Watching the video for “Rewind,” directed by Eric K. Yeu, a London-based photographer best known for his work with Ratking, King Krule, and R&B newcomer Okay Kaya, you can’t help but notice parallels. The focused shots of Jackson’s bare midriff are mimicked in the “Rewind” video, but the power dynamic is between Kelela and the viewer, with the camera directly beneath her at times while she dances. “I really like going there—it’s so gratifying,” Kelela explains. Her goal is to make the conversation around sex both accessible and thought-provoking. The message is two-fold: “I think it’s ‘Love it’ and ‘be experiencing depth around sex outside of purely simple tropes.’ I’m really wanting to convey the complexity,” she says. “As a woman it oftentimes means that I am turning some trope on its head, or I’m getting to flip that thing.” Such is the case in Hallucinogen’s “Gomenasai,” a declarative claim to sexual domination layered over Ma Nguzu’s interpretation of a grime beat. The grime world, and the UK club scene in general would be an natural home for Kelela, a sexually confident, innovative pop singer with an attraction to early grime, jungle, and future club sounds.
For Kelela, London’s music scene has always been as a positive space—many of her close friends and collaborators live there, and her current partner is a Londoner. Seeing the music industry from the other side of the Atlantic has proven valuable to her strategy. “The UK market is quite quickly responsive. It operates in a different way because it’s small,” she explains, noting the vast difference in the U.S. music industry. “In the U.S. you’re not in the game if you don’t have a certain type of support.” Even as the rigid barriers between the underground and the mainstream music worlds start to crumble, it’s a relatively new phenomenon to see niche producers participating in global pop in a visible way.
“The big examples are Kanye’s record, Drake’s record—these are the first instances where you’re hearing our homies in that context, and I think that’s something that has allowed everybody to feel really hopeful about how much their music can circulate, how much their sound can circulate.” While mainstream pop’s palate might be growing more adventurous, the equation usually involves a big name vocalist or rapper elevating the profile of an obscure producer. Compared to Kanye and Drake, Kelela has a long way to go. The single name is a good start.
When I ask her if she wants to be a pop star, she drops her head and takes a deep breath before answering. “I am not playing. Girl, I am not playing. This isn’t me trying to be artsy. I am trying to communicate with as many fucking people as possible.” Currently, Kelela is in the process of negotiating a label deal that will give her the infrastructure to make as big of a splash as possible with her forthcoming album. Though her focus has remained sharply on mastering the album and promoting the Hallucinogen EP since our conversation, she traveled to New York in August to perform at Afropunk Fest.

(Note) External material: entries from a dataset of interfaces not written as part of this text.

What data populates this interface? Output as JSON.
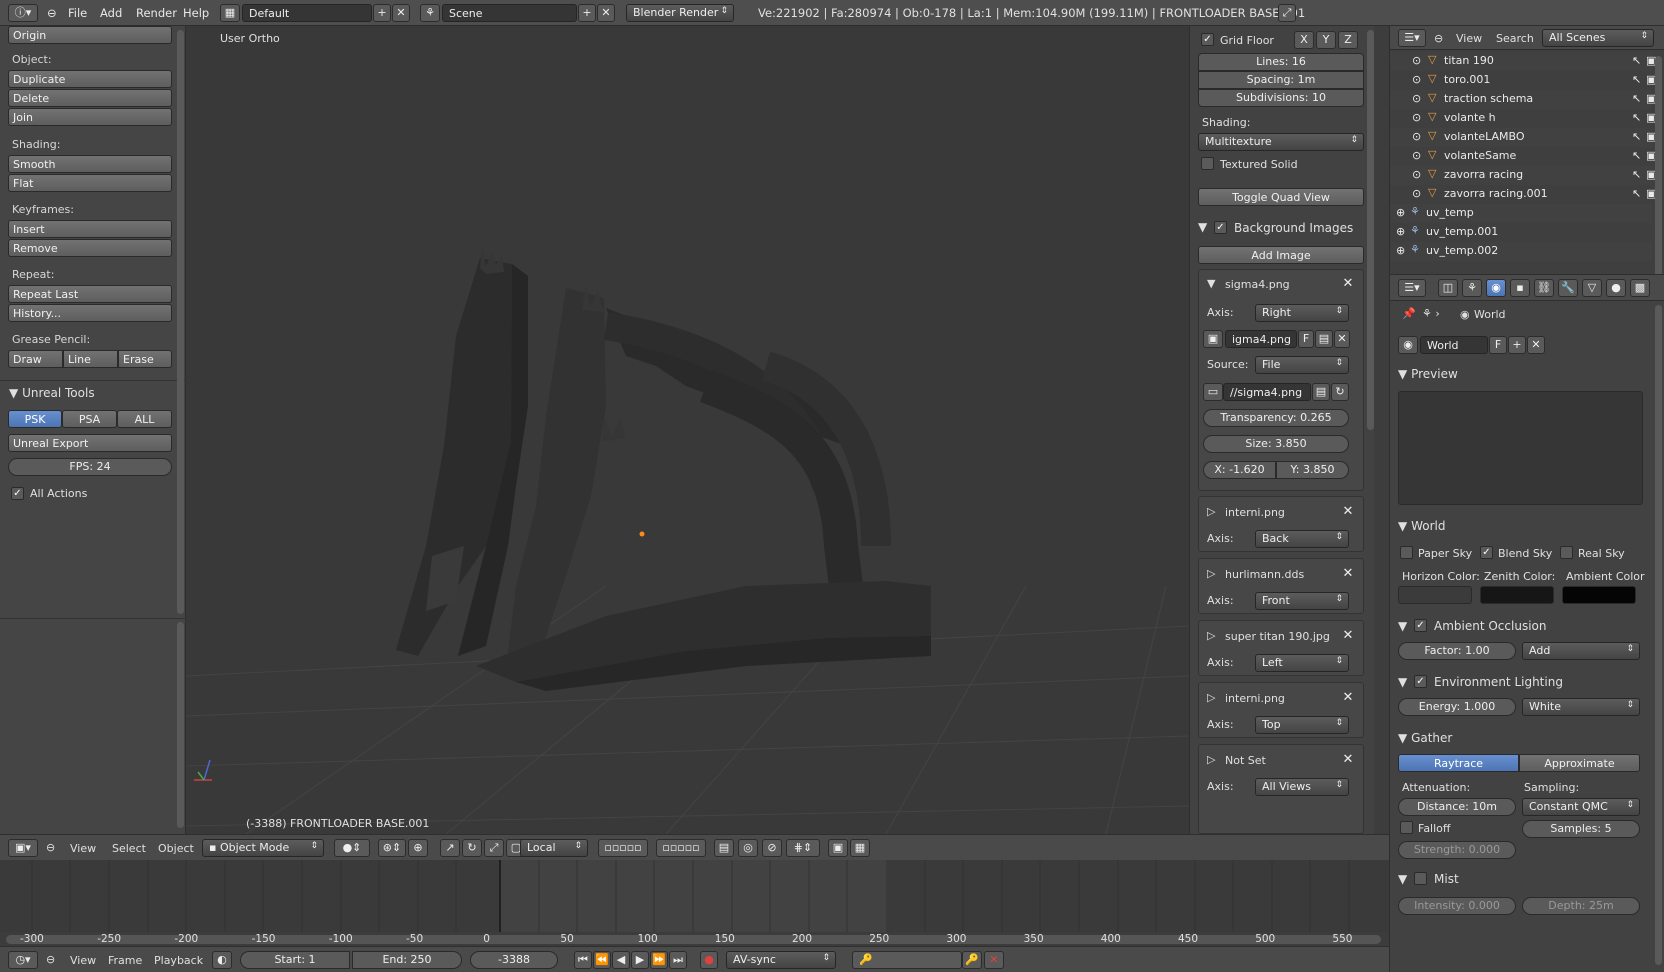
{
  "topbar": {
    "menus": [
      "File",
      "Add",
      "Render",
      "Help"
    ],
    "layout": "Default",
    "scene": "Scene",
    "engine": "Blender Render",
    "stats": "Ve:221902 | Fa:280974 | Ob:0-178 | La:1 | Mem:104.90M (199.11M) | FRONTLOADER BASE.001"
  },
  "toolshelf": {
    "origin": "Origin",
    "object_label": "Object:",
    "duplicate": "Duplicate",
    "delete": "Delete",
    "join": "Join",
    "shading_label": "Shading:",
    "smooth": "Smooth",
    "flat": "Flat",
    "keyframes_label": "Keyframes:",
    "insert": "Insert",
    "remove": "Remove",
    "repeat_label": "Repeat:",
    "repeat_last": "Repeat Last",
    "history": "History...",
    "grease_label": "Grease Pencil:",
    "draw": "Draw",
    "line": "Line",
    "erase": "Erase",
    "unreal_title": "Unreal Tools",
    "psk": "PSK",
    "psa": "PSA",
    "all": "ALL",
    "unreal_export": "Unreal Export",
    "fps": "FPS: 24",
    "all_actions": "All Actions"
  },
  "viewport": {
    "view_name": "User Ortho",
    "object_info": "(-3388) FRONTLOADER BASE.001"
  },
  "npanel": {
    "grid_floor": "Grid Floor",
    "axes": [
      "X",
      "Y",
      "Z"
    ],
    "lines": "Lines: 16",
    "spacing": "Spacing: 1m",
    "subdivisions": "Subdivisions: 10",
    "shading_label": "Shading:",
    "shading_value": "Multitexture",
    "textured_solid": "Textured Solid",
    "toggle_quad": "Toggle Quad View",
    "bg_images": "Background Images",
    "add_image": "Add Image",
    "image1": {
      "name": "sigma4.png",
      "axis_label": "Axis:",
      "axis": "Right",
      "file": "igma4.png",
      "f": "F",
      "source_label": "Source:",
      "source": "File",
      "path": "//sigma4.png",
      "transparency": "Transparency: 0.265",
      "size": "Size: 3.850",
      "x": "X: -1.620",
      "y": "Y: 3.850"
    },
    "images": [
      {
        "name": "interni.png",
        "axis": "Back"
      },
      {
        "name": "hurlimann.dds",
        "axis": "Front"
      },
      {
        "name": "super titan 190.jpg",
        "axis": "Left"
      },
      {
        "name": "interni.png",
        "axis": "Top"
      },
      {
        "name": "Not Set",
        "axis": "All Views"
      }
    ],
    "axis_label": "Axis:"
  },
  "outliner": {
    "view": "View",
    "search": "Search",
    "scenes": "All Scenes",
    "rows": [
      "titan 190",
      "toro.001",
      "traction schema",
      "volante h",
      "volanteLAMBO",
      "volanteSame",
      "zavorra racing",
      "zavorra racing.001",
      "uv_temp",
      "uv_temp.001",
      "uv_temp.002"
    ]
  },
  "props": {
    "breadcrumb": "World",
    "world_name": "World",
    "f": "F",
    "preview": "Preview",
    "world_panel": "World",
    "paper_sky": "Paper Sky",
    "blend_sky": "Blend Sky",
    "real_sky": "Real Sky",
    "horizon": "Horizon Color:",
    "zenith": "Zenith Color:",
    "ambient": "Ambient Color",
    "horizon_color": "#3b3b3b",
    "zenith_color": "#161616",
    "ambient_color": "#050505",
    "ao": "Ambient Occlusion",
    "factor": "Factor: 1.00",
    "ao_mode": "Add",
    "env": "Environment Lighting",
    "energy": "Energy: 1.000",
    "env_mode": "White",
    "gather": "Gather",
    "raytrace": "Raytrace",
    "approximate": "Approximate",
    "attenuation": "Attenuation:",
    "sampling": "Sampling:",
    "distance": "Distance: 10m",
    "sampling_mode": "Constant QMC",
    "falloff": "Falloff",
    "samples": "Samples: 5",
    "strength": "Strength: 0.000",
    "mist": "Mist",
    "intensity": "Intensity: 0.000",
    "depth": "Depth: 25m"
  },
  "vphead": {
    "view": "View",
    "select": "Select",
    "object": "Object",
    "mode": "Object Mode",
    "orientation": "Local"
  },
  "timeline": {
    "ticks": [
      "-300",
      "-250",
      "-200",
      "-150",
      "-100",
      "-50",
      "0",
      "50",
      "100",
      "150",
      "200",
      "250",
      "300",
      "350",
      "400",
      "450",
      "500",
      "550"
    ],
    "view": "View",
    "frame": "Frame",
    "playback": "Playback",
    "start": "Start: 1",
    "end": "End: 250",
    "current": "-3388",
    "sync": "AV-sync"
  }
}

I dial her a week after the festival to ask about the experience. It’s around 9 a.m. PST and “Rewind” is set to premiere on Apple Music in a few hours. She is en route home from LAX after flying back on the red eye from New York, and she is groggy but straightforward in her assessment of the experience.
“For me, Afropunk is a moment of solace. It’s a reassurance that I am ready and know what I need to do to come into my black womanhood, find language and create a space for myself in the context of what’s considered pop in general and electronic music. I’m seizing my power—whatever power I can—wielding it for good.”